“When you look at (Pearl’s) violation, it’s Tiddly Winks,” Penders said. “It’s not like he has a substance abuse problem. He jaywalked and got life.” 

If there’s anyone who can relate to Pearl, it’s Penders. 

Both rose up through mid-majors before taking over programs known as football schools with low interest and attendance. 

Penders parlayed a Sweet 16 run at Rhode Island in 1988 into the Texas job a year later, while Pearl did the same after his stint at Milwaukee, landing the Tennessee job after a Sweet 16 performance in 2005. 

Both used their enthusiasm to develop a fan base and had immediate success at their new schools. Penders led Texas to a 25-9 record his first year, while Pearl’s first year at Tennessee resulted in a 22-8 record. Texas and Tennessee both advanced to the second round of the NCAA tournament in their first year. 

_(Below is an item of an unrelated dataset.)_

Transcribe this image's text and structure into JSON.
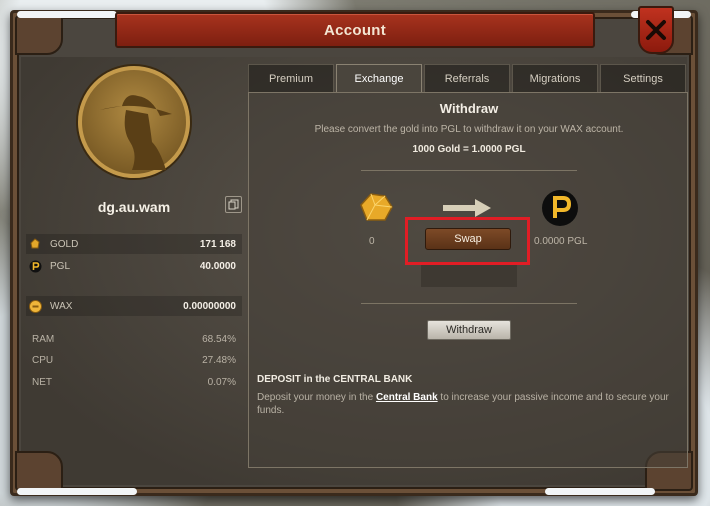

During the tenure at their football schools, Penders advanced to the Elite Eight once and had one Sweet 16 appearance. Pearl took the Volunteers to three Sweet 16 appearances and one Elite Eight. 

Controversy followed both. Penders’ tenure at Texas ended after after a losing season in which he had a defibrillator implanted into his heart and was forced out after someone illegally released a player’s grades to the media. 

Pearl’s well documented cover-up of minor NCAA rules violations ultimately cost him his job at Tennessee. He will learn if he will be able to coach again sometime after a hearing with the NCAA in June. 

Both had great relationships with their athletic directors up until the time of their departures.

Penders said he had a great relationship with Texas AD DeLoss Dodds for 10 years up until the months leading to his resignation. 

After Tennessee’s violations were uncovered, AD Mike Hamilton cut Pearl’s pay and limited his off-campus recruiting, all while showing his support for the coach.

Hamilton’s support publicly waned in the week leading up to the Volunteers’ first round NCAA tournament loss to Michigan. 

Penders said a coach has to be able to trust his athletic director and was highly critical of Hamilton’s actions.

“I think Tennessee acted very erratically,” Penders said. “I believe in accountability and after (Hamilton) did a 180 I wouldn’t trust him. I wouldn’t think about working for a man like that.”

Penders went on to have moderate success at George Washington and Houston, taking both to the NCAA tournament.

It’s unknown where and when Pearl’s next stop will be, and Penders thinks it’s a shame. 

“(Pearl’s) a victim of the system but really good coaches last and good people last,” Penders said. “We live in a forgiving society and someone will see the great program he built (at Tennessee). It’s unfortunate that one wrong move and your name is mud.”